, 102. Cross Lanes, W. Va., I., 350. Croxton, J. T.: III., 252; IV., 140; X., 297. Cruft, C., II., 31S; X., 87, 293. Cruisers: Confederate, captured vessels fitted out as, VI., 82; destruction wrought by, VI., 20, 25, 36; first to get to sea, VI., 80; prizes of, VI., 290 seq.; the first built with Confederate funds, VI., 291, 292, 293, 299. Crump Hill, La., II., 350. Crump's Landing, Tenn., I., 200, seq., 206. Cub Run, Va., II., 45; V., 20 seq. Culbertson's Art., Confederate, I., 356. Cullmann, F., quoted, X., 124. Cullum, G. W., VII., 330. Culpeper, Va.: I., 39; II., 39, 57, 228, 344; Meade's headquarters at, II., 345; streets of, III., 31; IV., 101; V., 34 seq.; mansion of J. M. Botts, VII., 195 seq.; John M. Botts and family, VII., 197; VIII., 124. Culpeper Court House, Culpeper, Va. : II., 16, 21, 26, 28, 229; III., 17, 28, 30, 34; IV., 92, 106, 118, 233; V., 32 seq.; Confederate prisoners confined at, VII., 33.

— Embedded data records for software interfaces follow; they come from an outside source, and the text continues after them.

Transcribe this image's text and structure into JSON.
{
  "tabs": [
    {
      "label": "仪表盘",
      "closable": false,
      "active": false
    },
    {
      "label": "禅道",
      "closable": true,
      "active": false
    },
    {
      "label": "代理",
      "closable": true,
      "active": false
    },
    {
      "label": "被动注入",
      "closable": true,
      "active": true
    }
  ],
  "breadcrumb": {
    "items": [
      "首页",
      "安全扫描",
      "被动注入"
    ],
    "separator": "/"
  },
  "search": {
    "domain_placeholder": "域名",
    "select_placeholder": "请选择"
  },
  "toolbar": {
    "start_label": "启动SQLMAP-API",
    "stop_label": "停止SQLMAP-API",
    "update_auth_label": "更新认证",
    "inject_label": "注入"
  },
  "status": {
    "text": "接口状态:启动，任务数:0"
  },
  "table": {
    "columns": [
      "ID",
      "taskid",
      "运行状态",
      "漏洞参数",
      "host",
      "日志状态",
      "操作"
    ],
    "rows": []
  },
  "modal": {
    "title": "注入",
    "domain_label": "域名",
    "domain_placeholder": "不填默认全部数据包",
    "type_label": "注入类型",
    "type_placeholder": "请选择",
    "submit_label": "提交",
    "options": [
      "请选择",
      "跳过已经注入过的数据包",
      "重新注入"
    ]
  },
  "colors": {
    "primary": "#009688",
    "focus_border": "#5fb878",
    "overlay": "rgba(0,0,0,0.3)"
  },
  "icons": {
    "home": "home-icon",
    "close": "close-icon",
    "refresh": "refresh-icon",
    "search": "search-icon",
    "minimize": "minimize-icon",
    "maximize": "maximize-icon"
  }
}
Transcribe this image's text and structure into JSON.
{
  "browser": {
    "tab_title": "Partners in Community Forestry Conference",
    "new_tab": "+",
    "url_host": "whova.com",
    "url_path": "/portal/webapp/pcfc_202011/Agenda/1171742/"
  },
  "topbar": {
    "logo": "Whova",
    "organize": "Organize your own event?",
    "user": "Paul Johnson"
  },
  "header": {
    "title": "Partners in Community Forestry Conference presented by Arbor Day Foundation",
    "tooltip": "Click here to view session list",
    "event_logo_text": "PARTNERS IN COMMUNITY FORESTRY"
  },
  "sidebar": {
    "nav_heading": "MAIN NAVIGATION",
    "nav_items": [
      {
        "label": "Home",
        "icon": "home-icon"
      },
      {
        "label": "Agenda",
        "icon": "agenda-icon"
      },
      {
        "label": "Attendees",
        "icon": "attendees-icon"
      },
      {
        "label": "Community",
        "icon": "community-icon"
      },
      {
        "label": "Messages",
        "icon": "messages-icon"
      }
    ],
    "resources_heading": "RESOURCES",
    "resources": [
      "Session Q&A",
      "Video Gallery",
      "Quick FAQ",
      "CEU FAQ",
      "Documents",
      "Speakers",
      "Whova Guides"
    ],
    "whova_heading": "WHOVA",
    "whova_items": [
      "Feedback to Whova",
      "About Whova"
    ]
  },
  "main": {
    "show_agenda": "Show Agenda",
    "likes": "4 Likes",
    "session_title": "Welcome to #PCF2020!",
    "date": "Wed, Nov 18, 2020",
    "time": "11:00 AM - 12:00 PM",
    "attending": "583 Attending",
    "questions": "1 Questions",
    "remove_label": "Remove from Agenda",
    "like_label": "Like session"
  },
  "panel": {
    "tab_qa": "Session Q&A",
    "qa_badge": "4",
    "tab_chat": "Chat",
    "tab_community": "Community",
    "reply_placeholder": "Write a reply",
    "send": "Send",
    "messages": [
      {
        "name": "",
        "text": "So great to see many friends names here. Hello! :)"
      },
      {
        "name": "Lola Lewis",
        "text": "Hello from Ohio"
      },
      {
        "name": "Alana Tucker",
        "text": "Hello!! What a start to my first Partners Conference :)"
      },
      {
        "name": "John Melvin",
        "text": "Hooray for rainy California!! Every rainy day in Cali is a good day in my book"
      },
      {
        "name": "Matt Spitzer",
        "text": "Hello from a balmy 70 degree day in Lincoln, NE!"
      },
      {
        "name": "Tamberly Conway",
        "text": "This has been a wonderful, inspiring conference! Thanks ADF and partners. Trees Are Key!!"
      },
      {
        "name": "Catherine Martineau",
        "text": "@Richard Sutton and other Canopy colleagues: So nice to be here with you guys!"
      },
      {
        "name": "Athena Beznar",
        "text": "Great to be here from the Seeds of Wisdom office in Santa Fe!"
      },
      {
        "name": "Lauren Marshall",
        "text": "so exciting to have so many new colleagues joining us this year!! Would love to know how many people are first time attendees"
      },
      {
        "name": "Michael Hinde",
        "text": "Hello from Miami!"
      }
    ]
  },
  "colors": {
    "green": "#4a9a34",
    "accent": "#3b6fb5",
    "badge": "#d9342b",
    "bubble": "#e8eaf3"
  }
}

seized. A quantity of dry goods and groceries, belonging to a Southern rights citizen, were loaded on the wagon, the property of one of the prisoners, and brought here yesterday. A portion of the Confederates recrossed the river and ascended the bank to take another view of the surroundings, when they discovered a man with a musket running to the river bank from a house some four or five hundred yards distant, evidently for the purpose of firing on our troops. The Lincolnites, named Culbertson, was shot and fell into the river. After burning the log-house and destroying the boat, the party returned yesterday morning, without any accident having happened to them. Health of the army at Columbus. The Columbus (Ky.) Confederate News, of the 7th inst., says: Our inquiries as to the present physical condition of the army at this place justify us in saying that, with the exception perhaps of the Louisiana troops, their health is rapidly improving. The weather has b
Departures by flag-of-truce. --Four hundred and twenty-five wounded Yankee soldiers, nurses, &c., left this city yesterday morning in the steamer Schultz for Varina, whence they will take the flag-of- truce boat North in exchange for an equal number of Confederates now confined in Yankee prisons. Among the number were sent from Castle Thunder the notorious Miss Doctor Mary E. Walker, Surgeons of the Fifty-second Ohio regiment, Dr. Culbertson and Hambleton, from Chambersburg, Pennsylvania, and Captain Samuel Stears, who was formerly a Yankee Custom-House officer. When Miss Dr. Walker emerged from the confines of the Castle she gave vent to an audible huzzah, and raising her hat from her head made an obeisance to the officers of the prison, which plainly indicated that she had no regrets in leaving there, and would remember them in her communications which would be made after her arrival home.